* EXERCISE AIM
The answer must be an exact copy of every entry, with no pictures in it.

* Extracted data entries

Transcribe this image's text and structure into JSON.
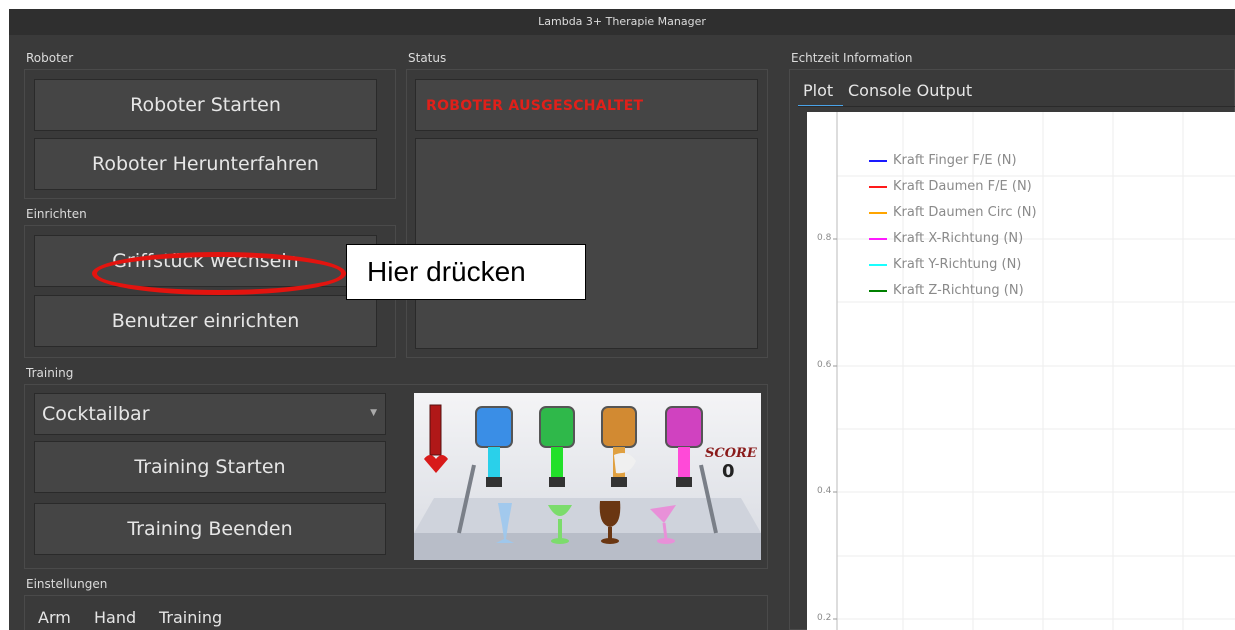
{
  "window": {
    "title": "Lambda 3+ Therapie Manager"
  },
  "roboter": {
    "label": "Roboter",
    "start_label": "Roboter Starten",
    "shutdown_label": "Roboter Herunterfahren"
  },
  "status": {
    "label": "Status",
    "text": "ROBOTER AUSGESCHALTET",
    "color": "#e0201a"
  },
  "einrichten": {
    "label": "Einrichten",
    "griff_label": "Griffstück wechseln",
    "benutzer_label": "Benutzer einrichten"
  },
  "training": {
    "label": "Training",
    "game_selected": "Cocktailbar",
    "start_label": "Training Starten",
    "stop_label": "Training Beenden",
    "preview": {
      "score_label": "SCORE",
      "score_value": "0"
    }
  },
  "einstellungen": {
    "label": "Einstellungen",
    "tabs": [
      "Arm",
      "Hand",
      "Training"
    ]
  },
  "echtzeit": {
    "label": "Echtzeit Information",
    "tabs": [
      "Plot",
      "Console Output"
    ],
    "active_tab": "Plot"
  },
  "plot": {
    "legend": [
      {
        "label": "Kraft Finger F/E (N)",
        "color": "#1a1aff"
      },
      {
        "label": "Kraft Daumen F/E (N)",
        "color": "#ff1a1a"
      },
      {
        "label": "Kraft Daumen Circ (N)",
        "color": "#ffa500"
      },
      {
        "label": "Kraft X-Richtung (N)",
        "color": "#ff1aff"
      },
      {
        "label": "Kraft Y-Richtung (N)",
        "color": "#1affff"
      },
      {
        "label": "Kraft Z-Richtung (N)",
        "color": "#008000"
      }
    ],
    "y_ticks": [
      "0.8",
      "0.6",
      "0.4",
      "0.2"
    ]
  },
  "annotation": {
    "callout_text": "Hier drücken",
    "oval_color": "#e3140f"
  }
}
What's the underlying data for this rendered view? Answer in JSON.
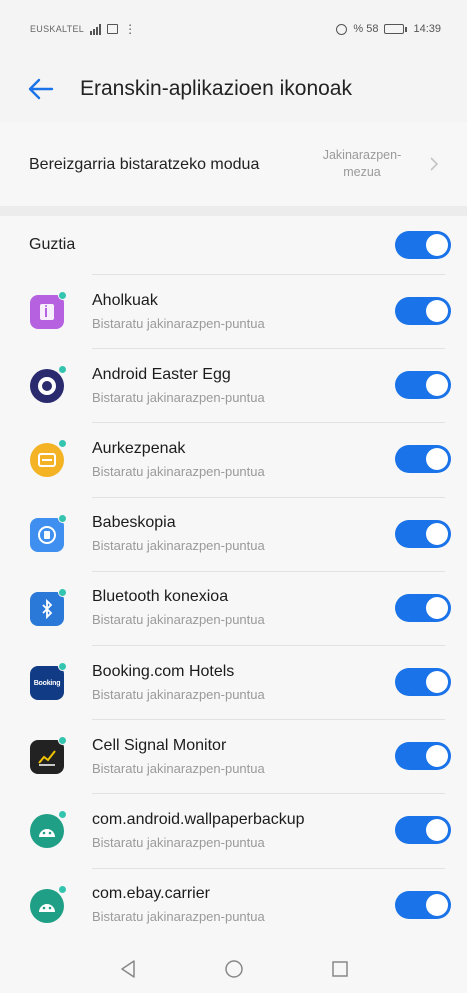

* ANSWER SECTION
Transcribe this image's text and structure into JSON.
{
  "window": {
    "title": "Lambda 3+ Therapie Manager"
  },
  "roboter": {
    "label": "Roboter",
    "start_label": "Roboter Starten",
    "shutdown_label": "Roboter Herunterfahren"
  },
  "status": {
    "label": "Status",
    "text": "ROBOTER AUSGESCHALTET",
    "color": "#e0201a"
  },
  "einrichten": {
    "label": "Einrichten",
    "griff_label": "Griffstück wechseln",
    "benutzer_label": "Benutzer einrichten"
  },
  "training": {
    "label": "Training",
    "game_selected": "Cocktailbar",
    "start_label": "Training Starten",
    "stop_label": "Training Beenden",
    "preview": {
      "score_label": "SCORE",
      "score_value": "0"
    }
  },
  "einstellungen": {
    "label": "Einstellungen",
    "tabs": [
      "Arm",
      "Hand",
      "Training"
    ]
  },
  "echtzeit": {
    "label": "Echtzeit Information",
    "tabs": [
      "Plot",
      "Console Output"
    ],
    "active_tab": "Plot"
  },
  "plot": {
    "legend": [
      {
        "label": "Kraft Finger F/E (N)",
        "color": "#1a1aff"
      },
      {
        "label": "Kraft Daumen F/E (N)",
        "color": "#ff1a1a"
      },
      {
        "label": "Kraft Daumen Circ (N)",
        "color": "#ffa500"
      },
      {
        "label": "Kraft X-Richtung (N)",
        "color": "#ff1aff"
      },
      {
        "label": "Kraft Y-Richtung (N)",
        "color": "#1affff"
      },
      {
        "label": "Kraft Z-Richtung (N)",
        "color": "#008000"
      }
    ],
    "y_ticks": [
      "0.8",
      "0.6",
      "0.4",
      "0.2"
    ]
  },
  "annotation": {
    "callout_text": "Hier drücken",
    "oval_color": "#e3140f"
  }
}
What's the underlying data for this rendered view? Answer in JSON.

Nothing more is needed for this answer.